Short track’s greatest Olympian
The winner of three golds at Turin 2006, where he competed as Ahn Hyun-Soo for the Republic of Korea, Russia’s Victor An added another three Olympic titles to his personal collection at Sochi 2014, where he became the first short track speed skater in the history of the Games to win at every distance
World number one
A gifted pupil of triple Olympic short track champion Kim Ki-Hoon, the Seoul-born Ahn Hyun-Soo made his Games debut at Salt Lake City 2002, where he was involved in an infamous crash that left Australia’s Steve Bradbury as the last man standing in the 1,000m final and the winner of an unlikely gold. As well as claiming four overall and 1,500m World Championship titles in a row between 2003 and 2006, Ahn excelled himself at 1,000m and 3,000m during that period and also starred with the Republic of Korea’s 5,000m relay team. In all, he won a total of 23 medals in that prolific spell, and took the 2004 and 2006 World Cup titles for good measure.

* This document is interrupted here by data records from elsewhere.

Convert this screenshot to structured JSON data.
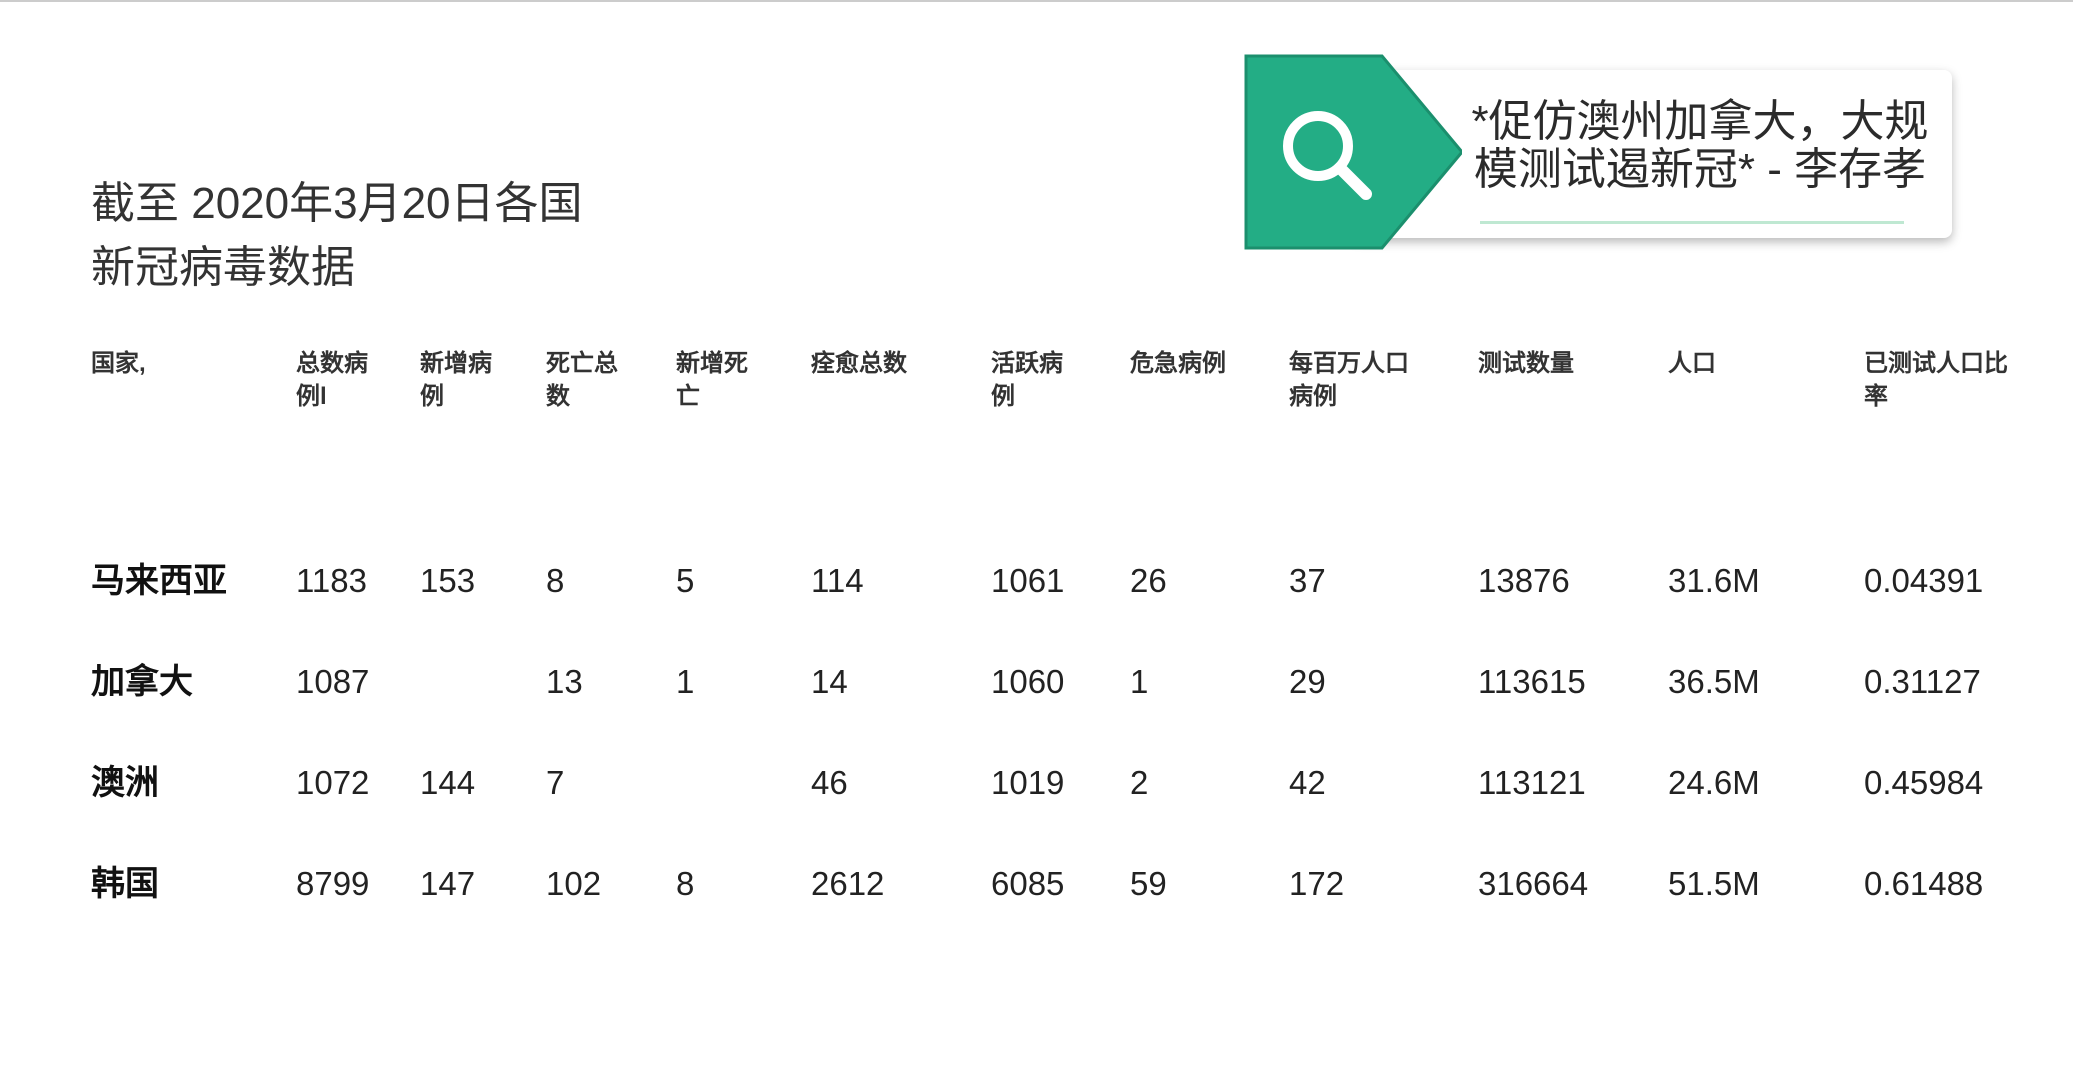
{
  "title_lines": [
    "截至 2020年3月20日各国",
    "新冠病毒数据"
  ],
  "callout": {
    "icon": "search-icon",
    "text_lines": [
      "*促仿澳州加拿大，大规",
      "模测试遏新冠* - 李存孝"
    ],
    "accent_color": "#23ad85"
  },
  "table": {
    "headers": [
      [
        "国家,"
      ],
      [
        "总数病",
        "例l"
      ],
      [
        "新增病",
        "例"
      ],
      [
        "死亡总",
        "数"
      ],
      [
        "新增死",
        "亡"
      ],
      [
        "痊愈总数"
      ],
      [
        "活跃病",
        "例"
      ],
      [
        "危急病例"
      ],
      [
        "每百万人口",
        "病例"
      ],
      [
        "测试数量"
      ],
      [
        "人口"
      ],
      [
        "已测试人口比",
        "率"
      ]
    ],
    "rows": [
      [
        "马来西亚",
        "1183",
        "153",
        "8",
        "5",
        "114",
        "1061",
        "26",
        "37",
        "13876",
        "31.6M",
        "0.04391"
      ],
      [
        "加拿大",
        "1087",
        "",
        "13",
        "1",
        "14",
        "1060",
        "1",
        "29",
        "113615",
        "36.5M",
        "0.31127"
      ],
      [
        "澳洲",
        "1072",
        "144",
        "7",
        "",
        "46",
        "1019",
        "2",
        "42",
        "113121",
        "24.6M",
        "0.45984"
      ],
      [
        "韩国",
        "8799",
        "147",
        "102",
        "8",
        "2612",
        "6085",
        "59",
        "172",
        "316664",
        "51.5M",
        "0.61488"
      ]
    ]
  }
}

A golden treble in Turin
Ahn underlined his dominance of the sport by landing four medals at Turin 2006, collecting gold in the 1,000m, the 1,500m and the 5,000m relay with Lee Ho-Suk, Seo Ho-Jin and Song Suk-Woo. His tactic of sitting tight in the bunch before surging past his rivals on the inside or outside in the final laps worked perfectly for him in all three events. Though he had to settle for bronze in the 500m, he was the only athlete in Turin to step on to the podium four times.
The all around world champion for a fifth consecutive time in Milan in 2007, Ahn suffered a knee injury at the start of the following year and had not fully recovered by the time the national qualifiers for Vancouver 2010 came around. Unable to defend his titles in Canada and locked in dispute with his country’s federation, Ahn subsequently decided to switch his allegiance to Russia, changing his name to Victor An in 2011.
A star in Sochi
His first medal for his new country came in the opening event at Sochi 2014, the 1500m, where he took bronze behind Canada’s Charles Hamelin. “It wasn’t easy,” said a delighted An afterwards. “I’m just happy to be competing in the Games again. Trying to win a medal was a very heavy burden for me, and this will help me concentrate on the events to come.”
Help him it did. In the 1,000m final, he led for the entire race with team-mate Valdimir Grigoriev before moving out front on the final corner to head a Russian one-two, much to the delight of the home fans. The 500m final a few days later proved another opportunity for An to show his finishing power. Recovering from a poor start, he darted inside China’s Wu Daijing on the final lap to make it Olympic gold number five, with a sixth following shortly afterwards when he linked up with Semen Elistratov, Vladimir Grigoriev and Ruslan Zakharov to win the 5,000m relay.
Simply the greatest
Victorious at all four distances in his two appearances at the Games, An has pulled level with the USA’s Apolo Anton Ohno as his sport’s most prolific Olympic medallist, but has more golds than the American. It remains to be seen if he will attempt to add to that collection at PyeongChang 2018, but the insatiable speed merchant has already decided where his future lies: as the coach of his adopted country’s short track team.